Essential Skills to Master in Poker

Poker is one of the most popular card games in the world, and it can be a lot of fun. It is also an excellent way to learn how to analyze and improve your own decision-making processes. It can also teach you how to play against a variety of different opponents and how to deal with tough situations in life.

While poker is often seen as a game for men, it has become increasingly popular with women and people from all walks of life. In the United States, it is the most-played card game among men and is the third most-popular with women (behind rummy and contract bridge).

The rules of poker are relatively simple. The game consists of a betting phase and a showdown, with players making decisions based on the strength of their hand. The winner is the player who has the best five-card hand. There are a number of different poker variants, including Texas hold’em, Omaha, Seven-card stud, Razz, and others.

When playing poker, it is important to be able to read your opponents. This involves paying attention to their facial expressions, body language, and other clues. It can be difficult to master this skill, but it is necessary if you want to improve your chances of winning. You can use this knowledge to spot tells and to determine the strength of your opponent’s hands.

Another essential skill in poker is knowing when to fold a weak hand. This is a crucial part of the game, and it can help you avoid losing money. Many amateurs tend to play a strong hand even when they don’t have the odds to win, which can quickly deplete their bankroll. This is a big mistake that can lead to a major loss.

A strong poker player is willing to take risks, but they know when to fold. This is a lesson that can be applied to other areas of your life, including professional and personal relationships. It is also important to learn how to read the other players at your table. This will allow you to understand their motivations and reasoning.

Poker is a great game for beginners because it allows them to learn how to read the other players at their tables. By studying the other players’ behavior, they can make better decisions about when to call and when to fold. This will give them the chance to win more money over time.

In addition, poker teaches beginners how to be aggressive in the early stages of a hand. Rather than limping, new players should be raising to price all of the worse hands out of the pot. This will enable them to get the most value out of their hands and increase their chances of winning a hand. In addition, they should be analyzing their hands after each practice session.

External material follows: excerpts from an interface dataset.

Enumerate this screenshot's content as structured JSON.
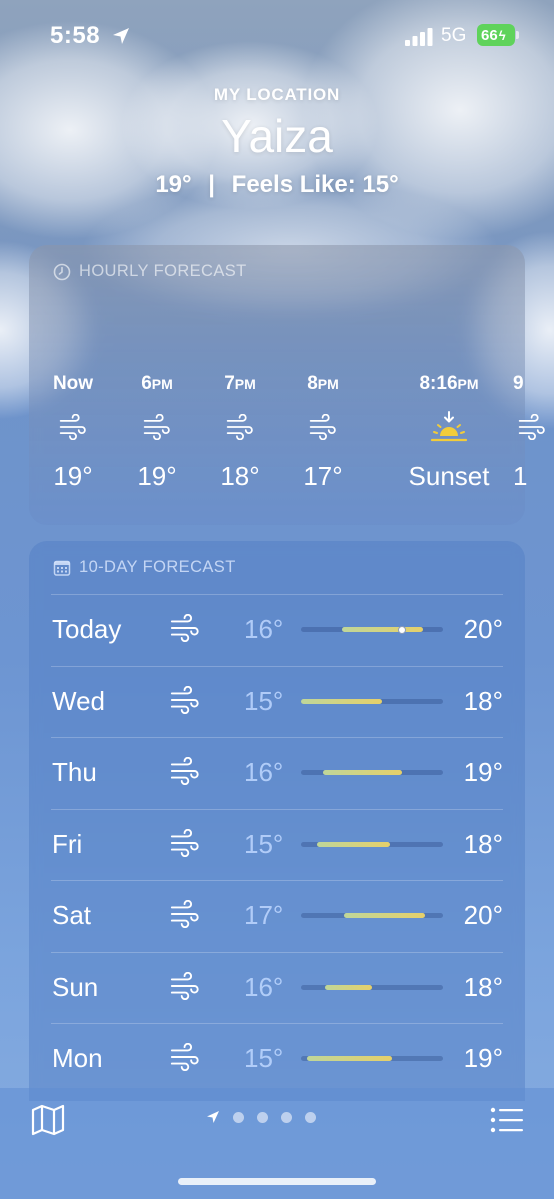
{
  "status_bar": {
    "time": "5:58",
    "network": "5G",
    "battery": "66"
  },
  "header": {
    "location_label": "MY LOCATION",
    "city": "Yaiza",
    "current_temp": "19°",
    "separator": "|",
    "feels_like": "Feels Like: 15°"
  },
  "hourly": {
    "title": "HOURLY FORECAST",
    "items": [
      {
        "time": "Now",
        "ampm": "",
        "icon": "wind-icon",
        "value": "19°"
      },
      {
        "time": "6",
        "ampm": "PM",
        "icon": "wind-icon",
        "value": "19°"
      },
      {
        "time": "7",
        "ampm": "PM",
        "icon": "wind-icon",
        "value": "18°"
      },
      {
        "time": "8",
        "ampm": "PM",
        "icon": "wind-icon",
        "value": "17°"
      },
      {
        "time": "8:16",
        "ampm": "PM",
        "icon": "sunset-icon",
        "value": "Sunset"
      },
      {
        "time": "9",
        "ampm": "",
        "icon": "wind-icon",
        "value": "1"
      }
    ]
  },
  "daily": {
    "title": "10-DAY FORECAST",
    "range_min": 14,
    "range_max": 21,
    "current_temp_value": 19,
    "rows": [
      {
        "day": "Today",
        "icon": "wind-icon",
        "low": "16°",
        "high": "20°",
        "low_value": 16,
        "high_value": 20,
        "show_current": true
      },
      {
        "day": "Wed",
        "icon": "wind-icon",
        "low": "15°",
        "high": "18°",
        "low_value": 14,
        "high_value": 18,
        "show_current": false
      },
      {
        "day": "Thu",
        "icon": "wind-icon",
        "low": "16°",
        "high": "19°",
        "low_value": 15.1,
        "high_value": 19,
        "show_current": false
      },
      {
        "day": "Fri",
        "icon": "wind-icon",
        "low": "15°",
        "high": "18°",
        "low_value": 14.8,
        "high_value": 18.4,
        "show_current": false
      },
      {
        "day": "Sat",
        "icon": "wind-icon",
        "low": "17°",
        "high": "20°",
        "low_value": 16.1,
        "high_value": 20.1,
        "show_current": false
      },
      {
        "day": "Sun",
        "icon": "wind-icon",
        "low": "16°",
        "high": "18°",
        "low_value": 15.2,
        "high_value": 17.5,
        "show_current": false
      },
      {
        "day": "Mon",
        "icon": "wind-icon",
        "low": "15°",
        "high": "19°",
        "low_value": 14.3,
        "high_value": 18.5,
        "show_current": false
      }
    ]
  },
  "bottom": {
    "map_icon": "map-icon",
    "list_icon": "list-icon",
    "page_count": 5,
    "current_page": 0
  }
}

This will include evaluating their decision-making process and identifying any leaks in their strategy. They should also be utilizing poker software to review previous hands and study how other players played them.